=== Begin Enclosure ===

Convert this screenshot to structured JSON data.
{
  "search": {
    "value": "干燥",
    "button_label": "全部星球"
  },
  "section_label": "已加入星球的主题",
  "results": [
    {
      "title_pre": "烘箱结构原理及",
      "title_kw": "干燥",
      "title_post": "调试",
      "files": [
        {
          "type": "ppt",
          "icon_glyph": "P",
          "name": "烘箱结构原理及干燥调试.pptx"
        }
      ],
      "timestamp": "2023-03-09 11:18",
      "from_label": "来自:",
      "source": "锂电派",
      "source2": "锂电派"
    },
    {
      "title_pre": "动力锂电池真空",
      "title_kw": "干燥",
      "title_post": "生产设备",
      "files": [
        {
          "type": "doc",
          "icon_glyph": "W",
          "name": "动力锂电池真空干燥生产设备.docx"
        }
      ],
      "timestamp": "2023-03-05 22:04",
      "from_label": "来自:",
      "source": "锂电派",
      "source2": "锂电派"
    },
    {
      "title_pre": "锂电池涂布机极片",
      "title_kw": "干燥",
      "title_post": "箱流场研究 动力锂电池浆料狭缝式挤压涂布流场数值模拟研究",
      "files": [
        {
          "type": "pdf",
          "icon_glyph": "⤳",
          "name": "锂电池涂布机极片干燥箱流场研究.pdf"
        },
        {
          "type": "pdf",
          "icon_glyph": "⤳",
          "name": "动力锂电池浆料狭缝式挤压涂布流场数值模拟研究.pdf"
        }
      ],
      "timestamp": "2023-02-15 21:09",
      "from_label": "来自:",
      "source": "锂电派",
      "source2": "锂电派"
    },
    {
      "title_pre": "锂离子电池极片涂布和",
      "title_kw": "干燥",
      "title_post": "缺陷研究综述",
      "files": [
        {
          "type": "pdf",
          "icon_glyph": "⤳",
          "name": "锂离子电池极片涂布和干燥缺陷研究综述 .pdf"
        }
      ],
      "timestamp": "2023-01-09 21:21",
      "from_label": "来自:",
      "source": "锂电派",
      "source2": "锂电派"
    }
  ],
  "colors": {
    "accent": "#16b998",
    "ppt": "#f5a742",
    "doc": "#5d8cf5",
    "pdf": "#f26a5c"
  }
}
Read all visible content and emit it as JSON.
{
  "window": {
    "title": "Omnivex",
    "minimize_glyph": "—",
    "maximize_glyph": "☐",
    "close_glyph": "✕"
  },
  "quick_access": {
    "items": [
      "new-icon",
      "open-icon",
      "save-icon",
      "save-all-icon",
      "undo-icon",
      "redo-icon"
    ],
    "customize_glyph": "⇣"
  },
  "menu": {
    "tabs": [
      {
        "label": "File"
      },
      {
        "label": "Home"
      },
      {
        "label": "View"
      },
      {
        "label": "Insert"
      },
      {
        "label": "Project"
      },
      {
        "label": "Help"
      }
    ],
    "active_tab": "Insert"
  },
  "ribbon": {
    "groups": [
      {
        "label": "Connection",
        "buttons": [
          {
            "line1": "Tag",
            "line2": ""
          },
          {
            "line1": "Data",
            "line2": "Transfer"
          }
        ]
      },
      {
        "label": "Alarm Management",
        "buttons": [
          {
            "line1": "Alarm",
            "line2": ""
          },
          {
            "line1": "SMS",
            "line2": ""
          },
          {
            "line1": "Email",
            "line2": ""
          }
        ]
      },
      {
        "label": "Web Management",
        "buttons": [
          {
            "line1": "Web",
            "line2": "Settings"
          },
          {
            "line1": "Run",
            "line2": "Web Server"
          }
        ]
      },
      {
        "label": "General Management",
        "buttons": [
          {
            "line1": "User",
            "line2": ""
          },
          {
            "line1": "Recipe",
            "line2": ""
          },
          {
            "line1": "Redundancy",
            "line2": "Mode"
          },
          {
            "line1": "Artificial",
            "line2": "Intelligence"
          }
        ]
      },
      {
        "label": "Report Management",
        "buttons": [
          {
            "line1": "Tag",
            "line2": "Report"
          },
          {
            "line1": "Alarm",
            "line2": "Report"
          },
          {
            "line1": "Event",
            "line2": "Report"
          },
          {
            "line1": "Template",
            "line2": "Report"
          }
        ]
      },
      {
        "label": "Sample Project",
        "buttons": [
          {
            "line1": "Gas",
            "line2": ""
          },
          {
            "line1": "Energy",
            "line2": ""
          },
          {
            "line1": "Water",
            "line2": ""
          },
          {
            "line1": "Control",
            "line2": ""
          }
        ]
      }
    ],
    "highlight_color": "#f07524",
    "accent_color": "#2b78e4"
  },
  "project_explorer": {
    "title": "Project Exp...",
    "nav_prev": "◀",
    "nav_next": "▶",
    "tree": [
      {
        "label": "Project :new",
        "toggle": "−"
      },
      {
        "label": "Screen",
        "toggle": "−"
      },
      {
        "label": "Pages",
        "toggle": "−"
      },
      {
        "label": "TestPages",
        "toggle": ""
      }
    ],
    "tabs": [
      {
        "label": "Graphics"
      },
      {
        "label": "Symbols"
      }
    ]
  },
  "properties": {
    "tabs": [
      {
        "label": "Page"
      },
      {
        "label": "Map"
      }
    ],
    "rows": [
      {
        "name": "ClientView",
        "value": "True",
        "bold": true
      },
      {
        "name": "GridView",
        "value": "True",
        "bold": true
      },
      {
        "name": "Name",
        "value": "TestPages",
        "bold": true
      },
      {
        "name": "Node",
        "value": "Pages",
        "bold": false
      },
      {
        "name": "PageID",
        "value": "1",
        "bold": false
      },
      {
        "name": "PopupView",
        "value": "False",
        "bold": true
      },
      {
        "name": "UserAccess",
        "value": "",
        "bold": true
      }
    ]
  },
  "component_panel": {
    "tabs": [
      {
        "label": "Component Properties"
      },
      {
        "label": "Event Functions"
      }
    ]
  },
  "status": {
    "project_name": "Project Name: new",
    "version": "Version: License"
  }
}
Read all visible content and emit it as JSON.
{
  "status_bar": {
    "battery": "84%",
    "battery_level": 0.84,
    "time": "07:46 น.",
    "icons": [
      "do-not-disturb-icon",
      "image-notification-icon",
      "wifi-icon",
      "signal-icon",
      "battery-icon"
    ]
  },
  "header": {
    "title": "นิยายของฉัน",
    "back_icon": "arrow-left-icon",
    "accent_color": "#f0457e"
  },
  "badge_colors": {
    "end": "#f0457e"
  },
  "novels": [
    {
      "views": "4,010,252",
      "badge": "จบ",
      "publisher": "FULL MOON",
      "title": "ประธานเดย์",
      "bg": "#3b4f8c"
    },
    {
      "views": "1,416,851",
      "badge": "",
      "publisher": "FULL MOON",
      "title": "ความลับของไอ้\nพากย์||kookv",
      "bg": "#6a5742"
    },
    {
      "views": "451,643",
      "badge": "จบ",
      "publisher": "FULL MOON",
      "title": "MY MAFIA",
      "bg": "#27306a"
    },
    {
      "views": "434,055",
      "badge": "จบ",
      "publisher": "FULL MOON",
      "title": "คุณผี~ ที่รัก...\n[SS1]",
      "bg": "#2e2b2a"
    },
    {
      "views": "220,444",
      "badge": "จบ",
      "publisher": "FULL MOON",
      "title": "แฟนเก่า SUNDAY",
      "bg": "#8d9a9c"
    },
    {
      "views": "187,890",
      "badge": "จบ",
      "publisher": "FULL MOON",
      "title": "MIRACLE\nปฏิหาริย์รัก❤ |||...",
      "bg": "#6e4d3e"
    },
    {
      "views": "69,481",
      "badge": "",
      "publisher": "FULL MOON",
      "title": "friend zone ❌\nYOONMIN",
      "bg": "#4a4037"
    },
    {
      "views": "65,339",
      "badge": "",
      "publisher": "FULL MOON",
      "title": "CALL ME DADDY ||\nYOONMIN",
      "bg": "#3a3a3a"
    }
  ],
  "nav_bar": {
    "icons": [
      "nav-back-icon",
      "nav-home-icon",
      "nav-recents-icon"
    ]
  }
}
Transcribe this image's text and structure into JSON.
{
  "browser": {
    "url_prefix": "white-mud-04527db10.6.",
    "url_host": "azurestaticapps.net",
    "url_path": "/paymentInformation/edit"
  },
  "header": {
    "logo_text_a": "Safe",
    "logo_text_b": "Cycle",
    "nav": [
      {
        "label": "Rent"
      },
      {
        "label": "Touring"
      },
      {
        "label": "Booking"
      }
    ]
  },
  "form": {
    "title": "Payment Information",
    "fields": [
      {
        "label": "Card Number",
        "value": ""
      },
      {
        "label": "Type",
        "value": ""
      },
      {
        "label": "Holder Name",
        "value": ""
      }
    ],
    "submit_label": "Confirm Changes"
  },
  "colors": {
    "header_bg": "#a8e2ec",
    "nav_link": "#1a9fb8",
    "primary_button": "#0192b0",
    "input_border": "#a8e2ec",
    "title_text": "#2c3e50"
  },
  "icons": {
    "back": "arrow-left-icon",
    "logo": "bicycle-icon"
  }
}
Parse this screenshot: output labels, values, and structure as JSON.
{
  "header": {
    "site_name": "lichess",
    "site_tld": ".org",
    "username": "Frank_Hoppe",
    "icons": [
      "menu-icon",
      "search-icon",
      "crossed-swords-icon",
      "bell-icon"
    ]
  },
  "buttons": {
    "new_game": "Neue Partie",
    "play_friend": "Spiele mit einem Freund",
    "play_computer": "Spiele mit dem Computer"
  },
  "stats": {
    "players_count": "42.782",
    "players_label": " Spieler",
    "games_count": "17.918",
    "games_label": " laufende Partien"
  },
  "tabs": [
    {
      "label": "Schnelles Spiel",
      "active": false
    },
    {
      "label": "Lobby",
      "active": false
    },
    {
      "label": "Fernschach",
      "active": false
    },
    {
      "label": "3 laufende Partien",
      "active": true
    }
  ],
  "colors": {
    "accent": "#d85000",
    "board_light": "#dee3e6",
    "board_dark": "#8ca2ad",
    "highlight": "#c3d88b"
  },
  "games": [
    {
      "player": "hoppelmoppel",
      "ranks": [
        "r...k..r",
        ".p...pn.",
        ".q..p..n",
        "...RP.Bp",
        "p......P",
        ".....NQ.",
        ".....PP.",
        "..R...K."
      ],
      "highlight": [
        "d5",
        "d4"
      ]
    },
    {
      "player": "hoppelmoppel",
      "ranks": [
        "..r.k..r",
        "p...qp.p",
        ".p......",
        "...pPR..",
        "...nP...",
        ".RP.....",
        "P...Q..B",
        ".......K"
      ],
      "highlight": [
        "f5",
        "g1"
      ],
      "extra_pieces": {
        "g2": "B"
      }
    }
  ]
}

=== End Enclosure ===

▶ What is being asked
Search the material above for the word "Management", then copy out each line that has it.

▶ Response area
        "label": "Alarm Management",
        "label": "Web Management",
        "label": "General Management",
        "label": "Report Management",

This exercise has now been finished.